Yvette Clarke (D-NY), chair of the Subcommittee on Emerging Threats, Cybersecurity, and Science and Technology, said the shortage in masks and vaccine was evidence that federal authorities could have been better prepared to meet the challenges of pandemic influenza.

Although the United States was better prepared to deal with the outbreak of swine flu than it would have been in the past, authorities were not fully prepared to deal with the pandemic due to inadequate early warning systems, incomplete planning activities, a lack of good approaches for delivering health care under pandemic conditions, and unclear levels of preparedness.

“Unfortunately, our failure to develop these systems, activities, and policies cost us during the response. For instance, the pandemic started in North America–the one place we were not looking for it. We did not have an early warning. The alarm sounded only when people started to die. We did not have the luxury of time to observe the virus before the pandemic started–and to the surprise of the community, the virus turned out to be H1N1 not the H5N1 virus that causes avian influenza,” Clarke said in opening the hearing.

Vaccine production

Subcommittee Ranking Member Daniel Lungren (R-Calif.) voiced concerns that the egg-based techniques for developing vaccines had hindered the quest to make enough vaccine available quickly.

HHS originally projected that it would have 40 million doses of H1N1 vaccine available by the end of October, Lungren stated, but instead it would have only 28 million due to snafus in the production of the vaccine.

Lurie defended federal efforts to produce H1N1 vaccine, detailing problems manufacturers of the vaccine faced when producing it. Several manufacturers experience low yields in cultivating the virus, which slowed initial vaccine production, Lurie said.

In addition, manufacturers had to stand up new finishing lines to get the vaccine into syringes and vials and ship them. Some of those lines did not get up and running as quickly as estimated, Lurie said.

But now manufacturers have cleared those problems, which are the sort that happen every year in the production of seasonal flu vaccine. Indeed, one of three strains of seasonal vaccine is late this year due to similar problems.

“New technologies would hopefully get us there faster with more vaccine,” Lurie acknowledged.

The Centers for Disease Control and Prevention is in the third year of a five-year plan to explore the development of vaccines using new technologies such as cell-based and recombinant technologies, Lurie remarked.

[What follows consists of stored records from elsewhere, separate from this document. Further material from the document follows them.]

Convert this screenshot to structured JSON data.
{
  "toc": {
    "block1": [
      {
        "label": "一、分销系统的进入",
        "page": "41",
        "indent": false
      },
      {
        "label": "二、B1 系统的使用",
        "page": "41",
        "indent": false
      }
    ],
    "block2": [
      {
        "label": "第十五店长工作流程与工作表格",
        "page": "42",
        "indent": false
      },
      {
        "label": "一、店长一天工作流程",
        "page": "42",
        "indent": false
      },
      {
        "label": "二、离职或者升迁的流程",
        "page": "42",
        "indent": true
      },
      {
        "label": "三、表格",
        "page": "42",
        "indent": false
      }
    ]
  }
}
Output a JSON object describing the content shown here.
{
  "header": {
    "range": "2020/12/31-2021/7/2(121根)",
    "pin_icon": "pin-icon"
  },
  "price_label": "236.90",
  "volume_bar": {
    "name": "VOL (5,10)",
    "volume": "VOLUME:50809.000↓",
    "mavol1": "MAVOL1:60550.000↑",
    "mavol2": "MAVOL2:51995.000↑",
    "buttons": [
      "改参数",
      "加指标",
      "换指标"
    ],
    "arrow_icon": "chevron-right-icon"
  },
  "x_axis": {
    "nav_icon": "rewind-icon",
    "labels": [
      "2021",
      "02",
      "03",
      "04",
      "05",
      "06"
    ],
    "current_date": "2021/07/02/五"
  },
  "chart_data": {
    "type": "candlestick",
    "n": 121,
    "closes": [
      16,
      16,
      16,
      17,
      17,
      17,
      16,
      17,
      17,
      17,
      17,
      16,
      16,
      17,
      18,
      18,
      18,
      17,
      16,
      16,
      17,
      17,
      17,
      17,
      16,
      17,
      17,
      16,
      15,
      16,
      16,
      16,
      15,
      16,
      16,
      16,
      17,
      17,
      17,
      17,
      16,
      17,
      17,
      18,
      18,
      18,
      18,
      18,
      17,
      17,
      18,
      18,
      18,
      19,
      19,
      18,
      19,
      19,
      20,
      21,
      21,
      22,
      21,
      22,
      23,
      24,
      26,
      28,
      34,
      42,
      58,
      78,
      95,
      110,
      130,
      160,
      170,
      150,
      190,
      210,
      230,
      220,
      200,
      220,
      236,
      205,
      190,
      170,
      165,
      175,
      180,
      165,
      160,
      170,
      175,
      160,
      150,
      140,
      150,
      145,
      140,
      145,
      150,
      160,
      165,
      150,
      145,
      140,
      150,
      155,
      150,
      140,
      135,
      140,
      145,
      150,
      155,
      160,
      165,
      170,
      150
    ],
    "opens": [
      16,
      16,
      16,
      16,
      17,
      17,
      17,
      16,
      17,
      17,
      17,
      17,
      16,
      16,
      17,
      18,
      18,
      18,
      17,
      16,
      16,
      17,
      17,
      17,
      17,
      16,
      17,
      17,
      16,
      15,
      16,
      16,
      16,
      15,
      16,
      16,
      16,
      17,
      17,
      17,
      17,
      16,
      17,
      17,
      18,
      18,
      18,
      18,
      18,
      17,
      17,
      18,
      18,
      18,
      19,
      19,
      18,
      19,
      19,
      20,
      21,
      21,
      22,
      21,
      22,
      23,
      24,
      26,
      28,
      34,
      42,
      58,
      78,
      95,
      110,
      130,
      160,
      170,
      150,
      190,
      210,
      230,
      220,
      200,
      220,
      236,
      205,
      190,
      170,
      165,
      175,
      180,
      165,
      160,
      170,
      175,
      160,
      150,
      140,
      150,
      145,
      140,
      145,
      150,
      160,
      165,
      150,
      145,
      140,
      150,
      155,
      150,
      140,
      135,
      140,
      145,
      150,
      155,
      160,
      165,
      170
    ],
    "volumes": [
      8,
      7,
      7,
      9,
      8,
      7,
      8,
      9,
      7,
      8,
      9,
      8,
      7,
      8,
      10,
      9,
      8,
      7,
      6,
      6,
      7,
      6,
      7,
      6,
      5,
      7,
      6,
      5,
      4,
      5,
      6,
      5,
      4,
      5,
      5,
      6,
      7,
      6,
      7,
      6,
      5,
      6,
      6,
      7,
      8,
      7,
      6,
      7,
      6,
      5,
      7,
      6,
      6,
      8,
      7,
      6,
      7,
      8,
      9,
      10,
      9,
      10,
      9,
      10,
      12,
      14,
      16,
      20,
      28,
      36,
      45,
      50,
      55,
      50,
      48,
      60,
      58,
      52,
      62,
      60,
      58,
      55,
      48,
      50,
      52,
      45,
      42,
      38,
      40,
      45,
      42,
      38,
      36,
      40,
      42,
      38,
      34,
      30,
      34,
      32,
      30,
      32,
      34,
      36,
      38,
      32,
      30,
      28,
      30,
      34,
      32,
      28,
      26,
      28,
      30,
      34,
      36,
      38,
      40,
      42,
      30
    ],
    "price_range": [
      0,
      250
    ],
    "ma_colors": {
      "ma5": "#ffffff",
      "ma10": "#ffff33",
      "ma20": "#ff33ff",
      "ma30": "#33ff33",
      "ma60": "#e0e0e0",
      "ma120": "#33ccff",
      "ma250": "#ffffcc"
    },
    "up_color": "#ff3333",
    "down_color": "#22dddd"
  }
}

In November, the first US-based cell based vaccine production facility will open its doors in North Carolina, but it wasn’t ready in time to make vaccine for the H1N1 flu, Lurie said.

Still, planning for H5N1 avian flu in years past greatly aided the rapid production of swine flu vaccine as the US government had preexisting contracts in place with vaccine manufacturers that it could engage promptly, Lurie added. she insisted enough vaccine was available to those who need from a steady stream of vaccine being produced. Each state receives vaccine in proportion to its population, she said.

Federal officials detailed other ways in which they have improved preparedness for dealing with pandemic influenza.

Garza cited vastly improved interagency cooperation, tabletop exercises that provided valuable lessons, and the delivery of information to state and local fusion centers by the National Biosurveillance Integration Center.

Richard Serino, deputy administrator at the Federal Emergency Management Agency, reported that his agency has stood up 56 incident management teams to deploy when governors request assistance in dealing with H1N1 flu. FEMA has refined its scripted responses to specific pandemic scenarios and it has strengthened its continuity of operations plans so that the federal government could support disaster response and recovery during the outbreak.

Marcy Forman, director of the Intellectual Property Rights Coordination Center at US Immigration and Customs Enforcement (ICE), told lawmakers that ICE was monitoring counterfeit vaccines that criminals might attempt to sell to American from abroad.

She identified China, India, and other countries in southeast Asia as the primary source of counterfeit pharmaceuticals and confirmed that ICE was working with those countries to identify and shut down those operations.